AIM OF THE EXERCISE: Each line below must be reproduced exactly as it stands. Pictures stay out of the copy.
[Opening MATERIAL FOR THE TASK section]
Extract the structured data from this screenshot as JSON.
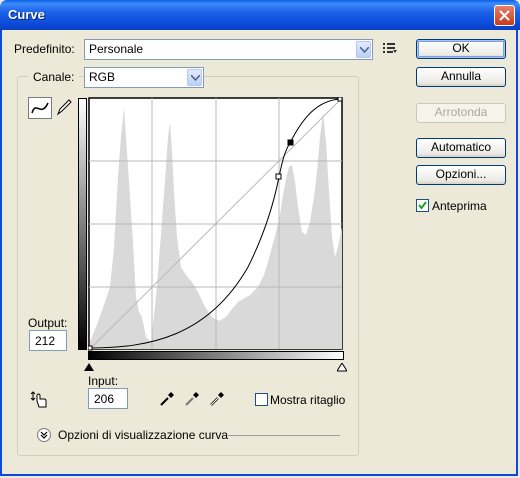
{
  "window": {
    "title": "Curve"
  },
  "preset": {
    "label": "Predefinito:",
    "value": "Personale"
  },
  "channel": {
    "label": "Canale:",
    "value": "RGB"
  },
  "buttons": {
    "ok": "OK",
    "cancel": "Annulla",
    "smooth": "Arrotonda",
    "auto": "Automatico",
    "options": "Opzioni..."
  },
  "preview": {
    "label": "Anteprima",
    "checked": true
  },
  "output": {
    "label": "Output:",
    "value": "212"
  },
  "input": {
    "label": "Input:",
    "value": "206"
  },
  "clipping": {
    "label": "Mostra ritaglio",
    "checked": false
  },
  "display_options": {
    "label": "Opzioni di visualizzazione curva"
  },
  "curve": {
    "mode": "curve-points",
    "points": [
      [
        0,
        0
      ],
      [
        190,
        180
      ],
      [
        206,
        212
      ],
      [
        255,
        255
      ]
    ],
    "selected_point": [
      206,
      212
    ]
  }
}
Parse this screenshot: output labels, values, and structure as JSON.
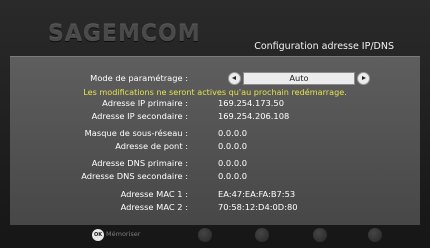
{
  "header": {
    "logo": "SAGEMCOM",
    "title": "Configuration adresse IP/DNS"
  },
  "mode": {
    "label": "Mode de paramétrage :",
    "value": "Auto"
  },
  "notice": "Les modifications ne seront actives qu'au prochain redémarrage.",
  "fields": [
    {
      "label": "Adresse IP primaire :",
      "value": "169.254.173.50"
    },
    {
      "label": "Adresse IP secondaire :",
      "value": "169.254.206.108"
    },
    {
      "label": "Masque de sous-réseau :",
      "value": "0.0.0.0"
    },
    {
      "label": "Adresse de pont :",
      "value": "0.0.0.0"
    },
    {
      "label": "Adresse DNS primaire :",
      "value": "0.0.0.0"
    },
    {
      "label": "Adresse DNS secondaire :",
      "value": "0.0.0.0"
    },
    {
      "label": "Adresse MAC 1 :",
      "value": "EA:47:EA:FA:B7:53"
    },
    {
      "label": "Adresse MAC 2 :",
      "value": "70:58:12:D4:0D:80"
    }
  ],
  "footer": {
    "ok_icon_text": "OK",
    "ok_label": "Mémoriser"
  }
}
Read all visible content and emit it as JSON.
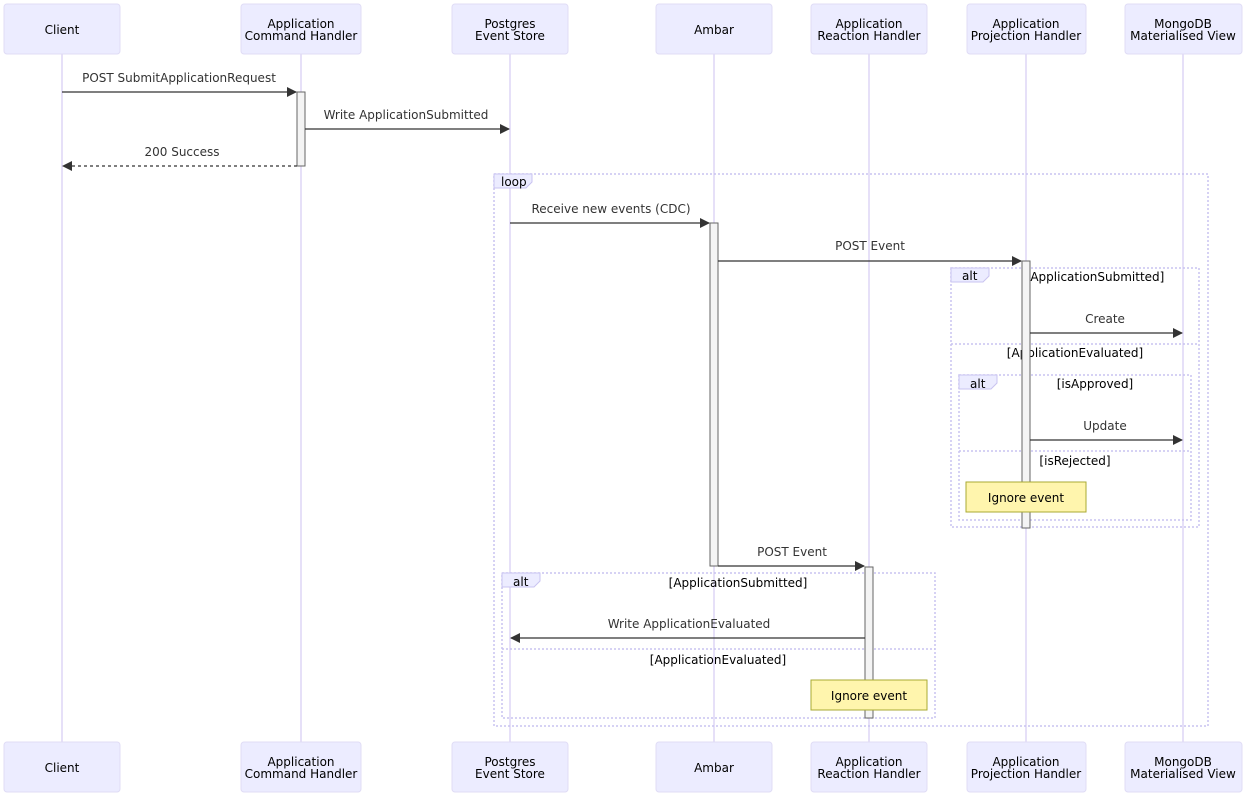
{
  "diagram": {
    "type": "sequence",
    "participants": [
      {
        "id": "client",
        "lines": [
          "Client"
        ]
      },
      {
        "id": "cmd",
        "lines": [
          "Application",
          "Command Handler"
        ]
      },
      {
        "id": "pg",
        "lines": [
          "Postgres",
          "Event Store"
        ]
      },
      {
        "id": "ambar",
        "lines": [
          "Ambar"
        ]
      },
      {
        "id": "react",
        "lines": [
          "Application",
          "Reaction Handler"
        ]
      },
      {
        "id": "proj",
        "lines": [
          "Application",
          "Projection Handler"
        ]
      },
      {
        "id": "mongo",
        "lines": [
          "MongoDB",
          "Materialised View"
        ]
      }
    ],
    "messages": [
      {
        "from": "client",
        "to": "cmd",
        "label": "POST SubmitApplicationRequest",
        "style": "solid"
      },
      {
        "from": "cmd",
        "to": "pg",
        "label": "Write ApplicationSubmitted",
        "style": "solid"
      },
      {
        "from": "cmd",
        "to": "client",
        "label": "200 Success",
        "style": "dotted"
      },
      {
        "from": "pg",
        "to": "ambar",
        "label": "Receive new events (CDC)",
        "style": "solid"
      },
      {
        "from": "ambar",
        "to": "proj",
        "label": "POST Event",
        "style": "solid"
      },
      {
        "from": "proj",
        "to": "mongo",
        "label": "Create",
        "style": "solid"
      },
      {
        "from": "proj",
        "to": "mongo",
        "label": "Update",
        "style": "solid"
      },
      {
        "from": "ambar",
        "to": "react",
        "label": "POST Event",
        "style": "solid"
      },
      {
        "from": "react",
        "to": "pg",
        "label": "Write ApplicationEvaluated",
        "style": "solid"
      }
    ],
    "frames": {
      "loop": {
        "label": "loop"
      },
      "alt_proj": {
        "label": "alt",
        "conditions": [
          "[ApplicationSubmitted]",
          "[ApplicationEvaluated]"
        ]
      },
      "alt_inner": {
        "label": "alt",
        "conditions": [
          "[isApproved]",
          "[isRejected]"
        ]
      },
      "alt_react": {
        "label": "alt",
        "conditions": [
          "[ApplicationSubmitted]",
          "[ApplicationEvaluated]"
        ]
      }
    },
    "notes": [
      {
        "over": "proj",
        "text": "Ignore event"
      },
      {
        "over": "react",
        "text": "Ignore event"
      }
    ]
  }
}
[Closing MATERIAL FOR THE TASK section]
ANSWER BOX:
Extract the structured data from this screenshot as JSON.
{
  "window": {
    "title": "Curve"
  },
  "preset": {
    "label": "Predefinito:",
    "value": "Personale"
  },
  "channel": {
    "label": "Canale:",
    "value": "RGB"
  },
  "buttons": {
    "ok": "OK",
    "cancel": "Annulla",
    "smooth": "Arrotonda",
    "auto": "Automatico",
    "options": "Opzioni..."
  },
  "preview": {
    "label": "Anteprima",
    "checked": true
  },
  "output": {
    "label": "Output:",
    "value": "212"
  },
  "input": {
    "label": "Input:",
    "value": "206"
  },
  "clipping": {
    "label": "Mostra ritaglio",
    "checked": false
  },
  "display_options": {
    "label": "Opzioni di visualizzazione curva"
  },
  "curve": {
    "mode": "curve-points",
    "points": [
      [
        0,
        0
      ],
      [
        190,
        180
      ],
      [
        206,
        212
      ],
      [
        255,
        255
      ]
    ],
    "selected_point": [
      206,
      212
    ]
  }
}
Parse this screenshot: output labels, values, and structure as JSON.
{
  "header": {
    "logo": "SAGEMCOM",
    "title": "Configuration adresse IP/DNS"
  },
  "mode": {
    "label": "Mode de paramétrage :",
    "value": "Auto"
  },
  "notice": "Les modifications ne seront actives qu'au prochain redémarrage.",
  "fields": [
    {
      "label": "Adresse IP primaire :",
      "value": "169.254.173.50"
    },
    {
      "label": "Adresse IP secondaire :",
      "value": "169.254.206.108"
    },
    {
      "label": "Masque de sous-réseau :",
      "value": "0.0.0.0"
    },
    {
      "label": "Adresse de pont :",
      "value": "0.0.0.0"
    },
    {
      "label": "Adresse DNS primaire :",
      "value": "0.0.0.0"
    },
    {
      "label": "Adresse DNS secondaire :",
      "value": "0.0.0.0"
    },
    {
      "label": "Adresse MAC 1 :",
      "value": "EA:47:EA:FA:B7:53"
    },
    {
      "label": "Adresse MAC 2 :",
      "value": "70:58:12:D4:0D:80"
    }
  ],
  "footer": {
    "ok_icon_text": "OK",
    "ok_label": "Mémoriser"
  }
}
Read all visible content and emit it as JSON.
{
  "diagram": {
    "type": "sequence",
    "participants": [
      {
        "id": "client",
        "lines": [
          "Client"
        ]
      },
      {
        "id": "cmd",
        "lines": [
          "Application",
          "Command Handler"
        ]
      },
      {
        "id": "pg",
        "lines": [
          "Postgres",
          "Event Store"
        ]
      },
      {
        "id": "ambar",
        "lines": [
          "Ambar"
        ]
      },
      {
        "id": "react",
        "lines": [
          "Application",
          "Reaction Handler"
        ]
      },
      {
        "id": "proj",
        "lines": [
          "Application",
          "Projection Handler"
        ]
      },
      {
        "id": "mongo",
        "lines": [
          "MongoDB",
          "Materialised View"
        ]
      }
    ],
    "messages": [
      {
        "from": "client",
        "to": "cmd",
        "label": "POST SubmitApplicationRequest",
        "style": "solid"
      },
      {
        "from": "cmd",
        "to": "pg",
        "label": "Write ApplicationSubmitted",
        "style": "solid"
      },
      {
        "from": "cmd",
        "to": "client",
        "label": "200 Success",
        "style": "dotted"
      },
      {
        "from": "pg",
        "to": "ambar",
        "label": "Receive new events (CDC)",
        "style": "solid"
      },
      {
        "from": "ambar",
        "to": "proj",
        "label": "POST Event",
        "style": "solid"
      },
      {
        "from": "proj",
        "to": "mongo",
        "label": "Create",
        "style": "solid"
      },
      {
        "from": "proj",
        "to": "mongo",
        "label": "Update",
        "style": "solid"
      },
      {
        "from": "ambar",
        "to": "react",
        "label": "POST Event",
        "style": "solid"
      },
      {
        "from": "react",
        "to": "pg",
        "label": "Write ApplicationEvaluated",
        "style": "solid"
      }
    ],
    "frames": {
      "loop": {
        "label": "loop"
      },
      "alt_proj": {
        "label": "alt",
        "conditions": [
          "[ApplicationSubmitted]",
          "[ApplicationEvaluated]"
        ]
      },
      "alt_inner": {
        "label": "alt",
        "conditions": [
          "[isApproved]",
          "[isRejected]"
        ]
      },
      "alt_react": {
        "label": "alt",
        "conditions": [
          "[ApplicationSubmitted]",
          "[ApplicationEvaluated]"
        ]
      }
    },
    "notes": [
      {
        "over": "proj",
        "text": "Ignore event"
      },
      {
        "over": "react",
        "text": "Ignore event"
      }
    ]
  }
}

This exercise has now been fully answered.